De Palma as a film maker somehow lacks humanity(the very thing he rails against in this film composite), he is not good at dealing with the psychology of people.He has a surface flashiness without substance and a technical virtuosity with a hollow core.I can see the anger that drove him to take this subject without believing he has pulled it off.A similar true situation is depicted in the superior Casualties of War,where the situation is more fully developed and the acting and characters deeper,more fully realized. This film seems too contrived,based on an incident of graphic and sadistic violence,a young girl's rape and murder and her family's too.There is no real conflict of character:those with some conscience and feeling are too weak to overcome the two chief perpetrators,a couple of cartoon psychopaths,and become drawn into an event not of their choosing.All the dialogue is cliche-ridden and propagandist.Their is no subtlety of conception and execution.De Palma filmed it this way as a protest at how the American media had redacted the true horror of the war. I feel Broomfield's treatment in Battle for Haditha was more engaging,using as he did ex-soldiers as actors with a greater realism and documentary feel.Also The Valley of Elah was more effective by portraying the effects of the war on young men.I feel the voyeurism we have come to expect from De Palma is here too despite the several filters,video,cam,CCtv,news, internet blogs,terrorist networks,documentary in the rush of adrenalin of porn violence.The film is allegorical,the invasion and war in Iraq akin to the rape and death of the 14 year old girl.What must happen to Americans is what happens to the scorpion overcome by ants.Disappointingly poor film.
Time Out rating:
<strong>Rating: </strong><span class='lf-avgRating'>3</span>/5
<strong>Rating: </strong><span class='lf-avgRating'>3</span>/5Rate this
Time Out says
Tue Mar 11 2008There are two separate battles for hearts and minds being lost in Brian ‘Casualties of War’ De Palma’s ‘Redacted’, the latest and possibly the darkest and strangest of the recent barrage of Iraq war films.
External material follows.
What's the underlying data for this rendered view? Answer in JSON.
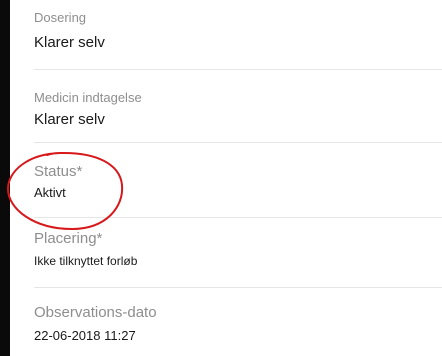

The first, on the ground, is that waged on behalf of the poor war-torn Iraqis, the various ‘shit birds’, ‘sandniggers’ and ‘ragheads’ who seem so murderously ungrateful to people such as Specialist Flake (Patrick Carroll), part of a US Army contingent on prolonged tour at the Samarra border post.
The second, above and around it, is the psych-ops war raging in the interactive global media, engaged head-on by De Palma in taking central character, Private Angel ‘Sally’ Salazar (Izzy Diaz)’s unexpurgated DV footage (including, centrally, his take on a multiple rape and arson), as his primary point of view. De Palma adds – to disorientating effect – numerous other cyber sources, from internet postings (notably from ‘Just a Soldier’s Wife’ website), video journals, conferences to Al Jazeera-style broadcasts.
Reportedly, De Palma’s primary motor was anger and dismay; the bizarre, bitter tone of ‘Redacted’ runs closer to chaos and self disgust. The film is terrible; possibly, De Palma’s worst-directed movie ever, playing like a ‘swede’ of his own style, indulging all his movie-pack penchants, from sick, slacker comedy to bad amateur dramatics to empty, nasty, wham-bam horror kinetics.
But, despite that, it could well prove his most enduring; a sign of its insensate times, semiotically speaking, which offers an extraordinary, if accidental, vision of ‘visionlessness’ and debasement. War was ever a Kubrick-ian hell-ride, futile, fundamentally unheroic and de-humanising, but now it’s mocked by a mad multimedia accompaniment innocent of all real ethical, moral and humanitarian value.
Author: Wally Hammond